Two Sizes Too Small
nytheatre.com review by Jack Hanley
August 13, 2010
Jessica Kane has done something marvelous. Inside her briskly paced, robust comedy she weaves a provocative meditation on the nature of freedom. From her absurdist plotting emerges an insightful metaphor of an individual resisting a pre-programmed way of life. Comparisons can surely be made to Ionesco's work, but Kane writes and directs with a post-millennial optimism that is all her own.
The premise of Two Sizes Too Small is simple: Paul, a young, successful stockbroker, wakes up one morning to find that all of his shoes have shrunk. Panicked and unable to leave his apartment he reluctantly tells his intrusive and badgering mother. She rushes to his apartment with a pair of size 16 shoes in hand. The shoes don't fit. She assures him she'll solve the problem and get things back to normal. After several more failed attempts to squeeze him into shoes, she calls for a doctor (who may just play one on TV) to diagnose Paul. But as the play progresses his problem gets bigger than shoes.
The tremendous Eric Purcell, playing the doctor, summons (with tongue securely in cheek) the affected, self-important tone of any given doctor from a 1970s soap opera. It's refreshingly kooky. He has some of the most surreal lines of the play, and gives each one an unnervingly funny gravitas.
Kane has staged the production as a radio play, but gleefully and effectively abandons strict rules for such a staging. The actors directly address each other from behind four reading stands. Sometimes they mime their actions; sometimes they physically interact. In lesser hands these moments could have muddied the atmosphere of a radio play; instead they adorn it. Michael Douglas narrates beautifully; his mellifluous reading enhances the interplay of the characters and never distracts.
Performances are stylized in the vein of a Charles Ludlum send-up of a classic B-movie. Lorraine Serabian playing the mother and Minna Taylor playing Marylin (Paul's girlfriend) commit to the camp with heart and soul and a wink.

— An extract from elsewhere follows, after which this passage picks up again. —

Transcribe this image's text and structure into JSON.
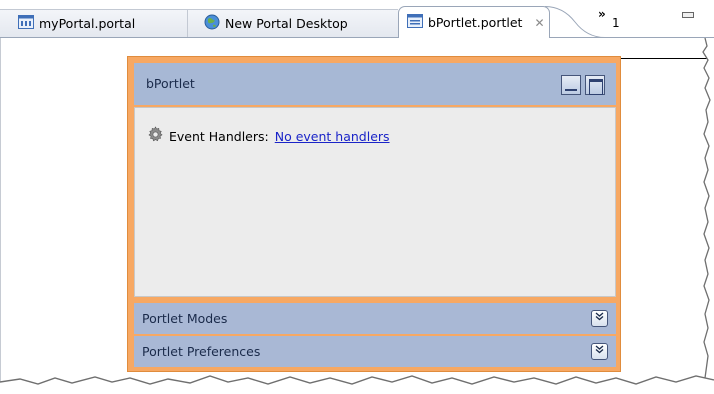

Taylor is an exciting actor to behold. She delivers Kane's smart, offbeat language with precision and fervor. And as she makes us laugh she simultaneously conveys her sincere romance with Paul.
Serabian creates a fabulous car-wreck of a mother, and though she's given some jokes that don't land, you can't take your eyes off her. When she dares to take off her beloved heels in a show of camaraderie with her barefoot son, she devolves into a savage humanoid, snarling and grunting. It's one of the many charmingly demented moments that serve as a biting critique of the small ways we are unconsciously restrained.

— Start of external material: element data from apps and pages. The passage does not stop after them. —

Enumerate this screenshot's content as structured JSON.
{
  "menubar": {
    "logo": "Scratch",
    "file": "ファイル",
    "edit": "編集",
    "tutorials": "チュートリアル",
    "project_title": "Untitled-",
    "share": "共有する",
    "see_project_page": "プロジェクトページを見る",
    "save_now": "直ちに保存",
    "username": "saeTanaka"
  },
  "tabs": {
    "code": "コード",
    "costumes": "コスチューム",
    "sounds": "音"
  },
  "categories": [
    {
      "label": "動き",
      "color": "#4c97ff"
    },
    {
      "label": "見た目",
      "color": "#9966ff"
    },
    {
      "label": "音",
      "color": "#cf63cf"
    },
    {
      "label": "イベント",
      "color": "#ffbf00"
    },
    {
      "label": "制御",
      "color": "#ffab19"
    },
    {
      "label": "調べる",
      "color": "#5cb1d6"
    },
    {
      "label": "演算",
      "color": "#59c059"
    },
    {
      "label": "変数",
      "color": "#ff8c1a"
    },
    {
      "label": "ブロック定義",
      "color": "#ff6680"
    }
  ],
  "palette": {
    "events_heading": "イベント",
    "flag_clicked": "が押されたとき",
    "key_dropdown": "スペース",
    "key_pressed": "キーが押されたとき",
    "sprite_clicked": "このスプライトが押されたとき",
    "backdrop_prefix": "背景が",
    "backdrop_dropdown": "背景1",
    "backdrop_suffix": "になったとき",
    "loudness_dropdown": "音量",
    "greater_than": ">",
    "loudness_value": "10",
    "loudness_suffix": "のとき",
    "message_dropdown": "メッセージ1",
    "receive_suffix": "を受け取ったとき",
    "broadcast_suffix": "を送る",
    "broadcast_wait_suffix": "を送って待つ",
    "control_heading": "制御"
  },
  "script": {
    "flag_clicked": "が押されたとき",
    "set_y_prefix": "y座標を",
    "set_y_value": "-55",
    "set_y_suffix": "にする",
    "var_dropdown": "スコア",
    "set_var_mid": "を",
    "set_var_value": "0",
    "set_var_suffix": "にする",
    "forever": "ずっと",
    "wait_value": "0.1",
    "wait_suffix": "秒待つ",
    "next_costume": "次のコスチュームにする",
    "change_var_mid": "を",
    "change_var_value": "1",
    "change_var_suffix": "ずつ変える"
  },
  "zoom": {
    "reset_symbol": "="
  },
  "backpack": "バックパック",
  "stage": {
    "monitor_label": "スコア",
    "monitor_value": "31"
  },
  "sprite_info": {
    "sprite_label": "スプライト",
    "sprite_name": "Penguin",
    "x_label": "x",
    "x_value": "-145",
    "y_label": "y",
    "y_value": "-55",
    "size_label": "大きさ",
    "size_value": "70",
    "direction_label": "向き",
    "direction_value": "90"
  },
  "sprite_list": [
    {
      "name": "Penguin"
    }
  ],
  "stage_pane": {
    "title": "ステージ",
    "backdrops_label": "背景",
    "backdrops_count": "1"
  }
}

John Wernke as Paul plays his part generously, allowing us to be with him in the midst of his crisis of identity. Kane smartly pulls him back from the camp. He is the anchor for the audience, allowing us the space between the laughter to absorb the philosophical notions at the heart of the story.

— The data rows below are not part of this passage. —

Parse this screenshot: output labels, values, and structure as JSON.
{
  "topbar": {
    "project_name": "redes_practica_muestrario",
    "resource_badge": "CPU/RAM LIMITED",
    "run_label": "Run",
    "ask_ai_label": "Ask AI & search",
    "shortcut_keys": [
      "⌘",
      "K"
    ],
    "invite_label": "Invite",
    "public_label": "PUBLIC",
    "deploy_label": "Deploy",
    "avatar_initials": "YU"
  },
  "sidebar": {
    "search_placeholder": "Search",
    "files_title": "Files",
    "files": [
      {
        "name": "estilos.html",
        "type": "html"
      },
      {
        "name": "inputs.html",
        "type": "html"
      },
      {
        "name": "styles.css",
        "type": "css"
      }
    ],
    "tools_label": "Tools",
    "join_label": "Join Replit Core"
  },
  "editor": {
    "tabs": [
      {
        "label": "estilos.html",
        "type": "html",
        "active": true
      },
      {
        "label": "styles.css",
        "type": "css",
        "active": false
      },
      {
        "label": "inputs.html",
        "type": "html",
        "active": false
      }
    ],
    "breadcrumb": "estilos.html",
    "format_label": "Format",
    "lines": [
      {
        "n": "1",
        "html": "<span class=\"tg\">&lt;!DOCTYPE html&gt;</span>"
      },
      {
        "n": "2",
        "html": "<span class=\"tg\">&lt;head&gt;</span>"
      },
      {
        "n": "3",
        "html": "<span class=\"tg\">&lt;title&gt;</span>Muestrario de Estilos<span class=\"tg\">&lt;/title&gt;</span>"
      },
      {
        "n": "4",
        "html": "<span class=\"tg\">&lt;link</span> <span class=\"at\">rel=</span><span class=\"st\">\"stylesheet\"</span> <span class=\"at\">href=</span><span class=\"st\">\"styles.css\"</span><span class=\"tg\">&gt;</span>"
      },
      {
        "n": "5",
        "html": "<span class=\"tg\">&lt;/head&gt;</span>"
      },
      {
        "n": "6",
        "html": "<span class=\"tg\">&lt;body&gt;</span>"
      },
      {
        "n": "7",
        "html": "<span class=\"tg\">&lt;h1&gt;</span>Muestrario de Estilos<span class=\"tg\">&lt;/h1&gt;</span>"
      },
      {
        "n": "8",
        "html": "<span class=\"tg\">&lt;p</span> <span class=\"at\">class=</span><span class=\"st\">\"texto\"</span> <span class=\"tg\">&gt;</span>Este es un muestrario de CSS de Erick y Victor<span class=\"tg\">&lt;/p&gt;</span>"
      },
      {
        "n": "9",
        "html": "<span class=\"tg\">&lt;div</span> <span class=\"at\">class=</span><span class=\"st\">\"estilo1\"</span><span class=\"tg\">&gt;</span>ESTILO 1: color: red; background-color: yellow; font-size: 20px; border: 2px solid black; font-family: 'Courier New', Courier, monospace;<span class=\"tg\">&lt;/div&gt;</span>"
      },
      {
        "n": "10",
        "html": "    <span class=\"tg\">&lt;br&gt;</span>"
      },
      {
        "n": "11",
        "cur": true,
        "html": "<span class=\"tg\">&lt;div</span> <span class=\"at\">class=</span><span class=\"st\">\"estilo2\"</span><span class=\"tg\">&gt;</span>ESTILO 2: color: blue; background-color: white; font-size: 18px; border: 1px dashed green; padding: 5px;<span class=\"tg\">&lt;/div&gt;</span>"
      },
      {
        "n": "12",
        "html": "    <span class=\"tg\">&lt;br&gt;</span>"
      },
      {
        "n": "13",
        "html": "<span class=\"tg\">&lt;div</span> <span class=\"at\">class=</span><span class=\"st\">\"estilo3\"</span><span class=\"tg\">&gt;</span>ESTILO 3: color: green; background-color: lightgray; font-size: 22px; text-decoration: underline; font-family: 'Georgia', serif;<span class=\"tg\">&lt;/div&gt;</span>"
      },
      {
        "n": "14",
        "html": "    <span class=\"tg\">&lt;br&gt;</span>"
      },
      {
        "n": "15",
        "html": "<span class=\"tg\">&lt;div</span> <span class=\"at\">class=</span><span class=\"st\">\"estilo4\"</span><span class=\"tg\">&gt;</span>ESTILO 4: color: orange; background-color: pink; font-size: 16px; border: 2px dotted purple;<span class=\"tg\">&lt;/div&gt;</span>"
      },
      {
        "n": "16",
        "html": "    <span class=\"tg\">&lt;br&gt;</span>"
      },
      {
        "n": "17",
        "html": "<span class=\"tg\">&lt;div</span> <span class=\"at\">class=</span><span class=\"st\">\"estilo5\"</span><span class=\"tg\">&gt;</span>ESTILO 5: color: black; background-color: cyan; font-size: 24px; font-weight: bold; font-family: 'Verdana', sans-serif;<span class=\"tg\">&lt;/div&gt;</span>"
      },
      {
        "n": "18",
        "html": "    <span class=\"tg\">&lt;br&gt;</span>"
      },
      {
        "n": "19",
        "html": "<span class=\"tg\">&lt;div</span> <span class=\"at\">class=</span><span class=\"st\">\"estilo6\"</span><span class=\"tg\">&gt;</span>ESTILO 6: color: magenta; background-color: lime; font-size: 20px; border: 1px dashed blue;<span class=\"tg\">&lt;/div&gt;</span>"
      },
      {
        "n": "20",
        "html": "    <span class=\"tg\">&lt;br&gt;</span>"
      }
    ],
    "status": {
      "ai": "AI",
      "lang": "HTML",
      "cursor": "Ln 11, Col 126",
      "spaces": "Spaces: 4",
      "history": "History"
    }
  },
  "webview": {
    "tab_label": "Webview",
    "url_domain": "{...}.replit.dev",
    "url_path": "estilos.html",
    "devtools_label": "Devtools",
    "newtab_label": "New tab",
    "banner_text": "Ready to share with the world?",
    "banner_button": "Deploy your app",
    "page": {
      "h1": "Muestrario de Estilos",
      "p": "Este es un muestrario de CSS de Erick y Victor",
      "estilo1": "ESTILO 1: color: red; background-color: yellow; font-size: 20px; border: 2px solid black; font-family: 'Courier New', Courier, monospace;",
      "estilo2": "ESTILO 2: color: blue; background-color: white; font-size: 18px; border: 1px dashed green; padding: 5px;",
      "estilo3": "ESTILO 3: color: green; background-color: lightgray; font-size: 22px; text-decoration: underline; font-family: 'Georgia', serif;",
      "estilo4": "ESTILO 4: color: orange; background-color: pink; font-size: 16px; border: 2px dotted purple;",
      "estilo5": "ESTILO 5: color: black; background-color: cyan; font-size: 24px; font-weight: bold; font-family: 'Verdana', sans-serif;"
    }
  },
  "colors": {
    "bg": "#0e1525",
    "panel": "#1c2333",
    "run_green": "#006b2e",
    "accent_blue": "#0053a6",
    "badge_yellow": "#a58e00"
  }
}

When the play ended, and I left the theatre with my companion, I was surprised by the discussion we were having. After all the laughter the play brought us, we weren't talking about the humor. Instead we were debating the notion of freedom, whether it is simply a hard-wired emotion akin to happiness, or if it is a rational state of mind that comes by choice. Not since last year's Broadway production of Exit the King have I laughed throughout a play, and then found myself engaged in heated dialectic. I think that is the strongest compliment I can give to Kane's work. And it well deserves it.